In the wake of the latest escalation of the U.S. military operations in the Middle East, it’s time to remember the origin of Veterans Day. In 1926, the U.S. Congress officially recognized the commemoration of Armistice Day on November 11 with the exhortation, “the recurring anniversary of this date should be commemorated with thanksgiving and prayer and exercises designed to perpetuate peace through good will and mutual understanding between nations.” Armistice Day commemorated the day when World War I hostilities ceased, and had been celebrated informally since 1919 as a day to work for peace.

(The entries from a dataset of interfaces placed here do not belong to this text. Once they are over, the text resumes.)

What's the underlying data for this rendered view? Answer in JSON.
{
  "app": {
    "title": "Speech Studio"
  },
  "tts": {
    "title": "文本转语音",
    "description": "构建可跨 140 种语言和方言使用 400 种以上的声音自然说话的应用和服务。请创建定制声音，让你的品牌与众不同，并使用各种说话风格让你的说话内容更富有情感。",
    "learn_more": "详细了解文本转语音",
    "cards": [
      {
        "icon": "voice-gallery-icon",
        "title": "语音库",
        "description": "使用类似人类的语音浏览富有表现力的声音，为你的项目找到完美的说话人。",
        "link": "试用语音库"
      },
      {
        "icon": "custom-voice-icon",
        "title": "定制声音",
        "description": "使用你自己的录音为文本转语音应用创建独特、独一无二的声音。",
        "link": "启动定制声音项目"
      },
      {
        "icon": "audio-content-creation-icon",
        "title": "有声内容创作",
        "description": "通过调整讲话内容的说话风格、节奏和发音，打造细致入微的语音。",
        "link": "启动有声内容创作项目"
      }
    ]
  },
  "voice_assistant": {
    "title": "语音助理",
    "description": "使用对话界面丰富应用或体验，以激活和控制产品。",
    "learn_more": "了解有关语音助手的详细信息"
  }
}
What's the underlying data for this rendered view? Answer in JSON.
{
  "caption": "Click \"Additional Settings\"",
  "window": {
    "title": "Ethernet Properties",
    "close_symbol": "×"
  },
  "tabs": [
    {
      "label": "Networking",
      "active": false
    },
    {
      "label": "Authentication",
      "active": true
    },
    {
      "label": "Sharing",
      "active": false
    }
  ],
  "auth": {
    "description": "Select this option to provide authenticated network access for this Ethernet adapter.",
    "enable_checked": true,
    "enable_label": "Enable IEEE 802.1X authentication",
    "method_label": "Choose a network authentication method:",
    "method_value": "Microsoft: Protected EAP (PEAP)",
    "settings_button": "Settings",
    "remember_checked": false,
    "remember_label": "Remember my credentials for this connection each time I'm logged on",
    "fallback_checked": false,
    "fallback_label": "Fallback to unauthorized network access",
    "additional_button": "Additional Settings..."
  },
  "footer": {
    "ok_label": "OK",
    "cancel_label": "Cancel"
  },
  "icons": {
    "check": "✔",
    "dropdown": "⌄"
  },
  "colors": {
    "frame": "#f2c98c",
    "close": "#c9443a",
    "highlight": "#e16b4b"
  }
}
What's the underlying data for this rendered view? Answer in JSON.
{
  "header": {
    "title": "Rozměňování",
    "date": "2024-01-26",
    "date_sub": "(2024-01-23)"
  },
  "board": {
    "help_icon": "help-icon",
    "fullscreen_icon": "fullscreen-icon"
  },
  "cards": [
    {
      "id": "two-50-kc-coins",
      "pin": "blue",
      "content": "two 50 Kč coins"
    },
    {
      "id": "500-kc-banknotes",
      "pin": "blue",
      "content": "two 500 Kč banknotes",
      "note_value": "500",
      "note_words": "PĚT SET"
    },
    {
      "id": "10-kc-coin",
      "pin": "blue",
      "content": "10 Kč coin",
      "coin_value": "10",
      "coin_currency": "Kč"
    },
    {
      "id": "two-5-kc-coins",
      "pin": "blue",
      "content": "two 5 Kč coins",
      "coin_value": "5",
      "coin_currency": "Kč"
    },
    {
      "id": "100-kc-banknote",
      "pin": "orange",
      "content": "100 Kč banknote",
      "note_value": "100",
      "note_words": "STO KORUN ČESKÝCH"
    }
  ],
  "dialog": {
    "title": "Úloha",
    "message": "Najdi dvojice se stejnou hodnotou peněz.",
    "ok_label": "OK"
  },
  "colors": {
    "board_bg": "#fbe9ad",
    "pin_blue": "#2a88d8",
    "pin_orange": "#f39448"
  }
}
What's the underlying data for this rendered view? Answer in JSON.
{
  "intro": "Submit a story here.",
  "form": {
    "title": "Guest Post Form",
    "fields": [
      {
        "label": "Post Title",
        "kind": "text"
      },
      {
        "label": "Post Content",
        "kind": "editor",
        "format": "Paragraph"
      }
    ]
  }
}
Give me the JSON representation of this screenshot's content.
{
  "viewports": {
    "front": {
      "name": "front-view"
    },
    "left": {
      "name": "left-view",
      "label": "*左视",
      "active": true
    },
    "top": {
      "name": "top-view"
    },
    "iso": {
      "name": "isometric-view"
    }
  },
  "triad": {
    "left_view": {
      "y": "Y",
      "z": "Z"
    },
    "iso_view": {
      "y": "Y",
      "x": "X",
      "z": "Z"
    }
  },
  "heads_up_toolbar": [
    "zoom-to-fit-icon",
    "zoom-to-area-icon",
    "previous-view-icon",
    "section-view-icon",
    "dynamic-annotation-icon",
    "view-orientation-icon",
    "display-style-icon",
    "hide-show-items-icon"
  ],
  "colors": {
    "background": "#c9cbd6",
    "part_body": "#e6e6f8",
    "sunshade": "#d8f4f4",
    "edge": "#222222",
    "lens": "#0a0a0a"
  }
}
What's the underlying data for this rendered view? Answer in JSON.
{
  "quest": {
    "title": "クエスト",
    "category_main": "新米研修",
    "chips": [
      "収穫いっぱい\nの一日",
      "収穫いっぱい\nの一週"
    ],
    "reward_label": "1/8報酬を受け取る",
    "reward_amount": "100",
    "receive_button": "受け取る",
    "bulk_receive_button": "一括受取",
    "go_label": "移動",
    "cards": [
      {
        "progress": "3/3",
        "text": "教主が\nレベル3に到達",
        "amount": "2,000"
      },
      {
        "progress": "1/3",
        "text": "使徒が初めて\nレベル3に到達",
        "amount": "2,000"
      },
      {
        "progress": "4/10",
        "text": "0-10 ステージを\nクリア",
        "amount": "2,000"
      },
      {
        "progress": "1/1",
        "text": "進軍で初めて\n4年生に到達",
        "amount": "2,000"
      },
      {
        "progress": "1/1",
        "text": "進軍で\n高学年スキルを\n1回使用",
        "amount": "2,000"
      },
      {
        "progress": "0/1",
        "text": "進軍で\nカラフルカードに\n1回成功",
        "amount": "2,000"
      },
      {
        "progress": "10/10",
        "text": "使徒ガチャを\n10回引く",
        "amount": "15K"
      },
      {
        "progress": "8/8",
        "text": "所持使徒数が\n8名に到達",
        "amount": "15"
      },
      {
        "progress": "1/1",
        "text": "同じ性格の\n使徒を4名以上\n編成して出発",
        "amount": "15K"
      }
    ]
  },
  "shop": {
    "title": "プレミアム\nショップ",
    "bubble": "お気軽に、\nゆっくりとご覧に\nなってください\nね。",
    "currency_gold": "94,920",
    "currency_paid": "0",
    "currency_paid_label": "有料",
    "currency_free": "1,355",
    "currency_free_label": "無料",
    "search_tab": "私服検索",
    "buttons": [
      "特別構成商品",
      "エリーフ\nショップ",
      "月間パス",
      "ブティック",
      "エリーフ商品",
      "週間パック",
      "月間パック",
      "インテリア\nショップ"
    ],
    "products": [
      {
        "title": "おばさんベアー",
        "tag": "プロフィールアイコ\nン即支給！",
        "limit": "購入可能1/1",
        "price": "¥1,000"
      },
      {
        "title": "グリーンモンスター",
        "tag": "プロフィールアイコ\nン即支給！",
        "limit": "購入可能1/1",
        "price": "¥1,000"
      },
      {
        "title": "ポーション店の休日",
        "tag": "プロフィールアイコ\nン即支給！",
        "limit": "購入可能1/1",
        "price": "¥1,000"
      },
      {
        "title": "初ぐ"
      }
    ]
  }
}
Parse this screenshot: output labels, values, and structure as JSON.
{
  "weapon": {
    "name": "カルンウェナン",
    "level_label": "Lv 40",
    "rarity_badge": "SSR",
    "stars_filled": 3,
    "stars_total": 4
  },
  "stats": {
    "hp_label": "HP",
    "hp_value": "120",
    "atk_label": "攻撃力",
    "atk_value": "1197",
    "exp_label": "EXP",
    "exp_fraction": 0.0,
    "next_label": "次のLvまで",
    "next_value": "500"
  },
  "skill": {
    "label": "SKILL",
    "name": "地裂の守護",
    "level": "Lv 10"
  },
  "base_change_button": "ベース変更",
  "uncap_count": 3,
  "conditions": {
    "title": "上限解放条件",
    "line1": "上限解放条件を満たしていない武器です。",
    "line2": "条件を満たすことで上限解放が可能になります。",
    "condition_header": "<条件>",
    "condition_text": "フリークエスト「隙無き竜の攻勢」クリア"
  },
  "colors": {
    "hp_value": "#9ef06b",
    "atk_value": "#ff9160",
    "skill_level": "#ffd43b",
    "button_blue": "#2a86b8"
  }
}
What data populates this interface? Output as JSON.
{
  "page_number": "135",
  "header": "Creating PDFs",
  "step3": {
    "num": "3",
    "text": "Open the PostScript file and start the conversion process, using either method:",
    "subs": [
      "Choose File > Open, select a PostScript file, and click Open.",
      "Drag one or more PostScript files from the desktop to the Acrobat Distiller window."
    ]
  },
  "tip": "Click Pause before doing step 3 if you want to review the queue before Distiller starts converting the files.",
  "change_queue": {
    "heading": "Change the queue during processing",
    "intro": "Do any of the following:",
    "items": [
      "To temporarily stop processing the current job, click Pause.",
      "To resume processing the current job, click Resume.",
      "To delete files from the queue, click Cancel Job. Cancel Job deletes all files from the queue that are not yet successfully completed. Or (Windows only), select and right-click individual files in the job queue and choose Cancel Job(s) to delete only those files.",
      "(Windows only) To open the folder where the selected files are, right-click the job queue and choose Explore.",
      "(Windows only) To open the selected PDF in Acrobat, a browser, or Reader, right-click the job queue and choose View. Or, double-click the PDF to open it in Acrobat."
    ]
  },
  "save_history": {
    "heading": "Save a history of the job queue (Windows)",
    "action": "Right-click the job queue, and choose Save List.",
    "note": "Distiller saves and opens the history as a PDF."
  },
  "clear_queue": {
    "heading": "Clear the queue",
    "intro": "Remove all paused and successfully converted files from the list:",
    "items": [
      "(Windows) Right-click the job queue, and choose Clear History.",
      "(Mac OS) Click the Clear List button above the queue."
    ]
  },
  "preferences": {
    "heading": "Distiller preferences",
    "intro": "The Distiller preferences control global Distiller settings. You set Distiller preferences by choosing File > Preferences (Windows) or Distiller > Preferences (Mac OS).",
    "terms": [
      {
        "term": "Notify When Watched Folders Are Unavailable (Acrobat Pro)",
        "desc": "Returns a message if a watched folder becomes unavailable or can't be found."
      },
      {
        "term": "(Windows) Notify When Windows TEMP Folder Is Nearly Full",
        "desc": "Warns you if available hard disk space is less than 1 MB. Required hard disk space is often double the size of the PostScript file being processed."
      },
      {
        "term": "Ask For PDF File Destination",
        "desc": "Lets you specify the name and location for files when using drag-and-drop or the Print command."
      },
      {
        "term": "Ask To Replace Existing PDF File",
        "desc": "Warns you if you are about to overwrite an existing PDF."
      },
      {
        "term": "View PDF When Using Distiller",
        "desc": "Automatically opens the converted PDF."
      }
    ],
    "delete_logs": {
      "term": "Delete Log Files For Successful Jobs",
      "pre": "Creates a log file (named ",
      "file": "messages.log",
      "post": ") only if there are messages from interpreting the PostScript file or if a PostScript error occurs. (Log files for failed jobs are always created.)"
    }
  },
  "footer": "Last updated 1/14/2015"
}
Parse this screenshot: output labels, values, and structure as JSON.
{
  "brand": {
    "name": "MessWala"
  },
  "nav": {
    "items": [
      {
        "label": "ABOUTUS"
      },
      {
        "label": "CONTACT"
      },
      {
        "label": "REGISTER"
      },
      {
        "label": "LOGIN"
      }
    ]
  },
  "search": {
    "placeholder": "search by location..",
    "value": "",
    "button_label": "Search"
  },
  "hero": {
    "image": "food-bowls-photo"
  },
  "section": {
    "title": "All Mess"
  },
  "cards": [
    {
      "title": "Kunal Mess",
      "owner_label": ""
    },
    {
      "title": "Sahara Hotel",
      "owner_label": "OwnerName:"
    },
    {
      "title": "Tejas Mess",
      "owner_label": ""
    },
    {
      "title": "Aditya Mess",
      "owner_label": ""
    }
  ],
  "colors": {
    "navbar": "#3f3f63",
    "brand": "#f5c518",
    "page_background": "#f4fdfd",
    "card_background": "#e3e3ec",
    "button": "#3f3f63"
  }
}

President Obama doubled the number of U.S. troops in Iraq fighting ISIS a few days ago, immediately after the election. With a foreign policy based on undeclared wars and with coffers drained by military expenditures, Americans need to raise our voices. Every hour, U.S. taxpayers pay $312, 500 for the war against ISIS. We need to remember the words of President Dwight D. Eisenhower in his farewell speech in 1961: “Disarmament, with mutual honor and confidence, is a continuing imperative. Together we must learn how to compose differences, not with arms, but with intellect and decent purpose.”
Veterans for Peace lead the way in sponsoring peace events for Veterans Day this year. In Boston, for example, the Veterans Day Peace Parade will culminate in a peace event at historic Faneuil Hall. In Louisville, Kentucky, veteran Peter Berres wrote a prominent opinion piece in the city’s major newspaper, the Courier-Journal. In Raleigh, North Carolina, veterans installed a Swords to Plowshares bell tower on the state capitol grounds for the several days leading up to Veterans Day.
Other organizations, as well, will call people back to the original purpose of Veterans Day. Church bells across the country will ring for peace at 11 AM on Veterans Day. The Harvard Center for Middle East Studies will sponsor a talk by Reese Erlich on the problems with the U.S. military approach to ISIS. In the U.K., London veterans marched for peace under the banner “Never Again,” carrying a wreath of white poppies to commemorate civilians killed in war.
What is your part? In the midst of the U.S. policy of endless war, what are you called to do? Whether you join a peace march, write a letter to the editor, sign a petition, or quietly talk to your friends, you are making a contribution. If each of us discerns our part and takes the next step, our contributions can combine to achieve more than we imagine. On this Veterans Day, let us reclaim the holiday and work for peace in this war-ravaged world.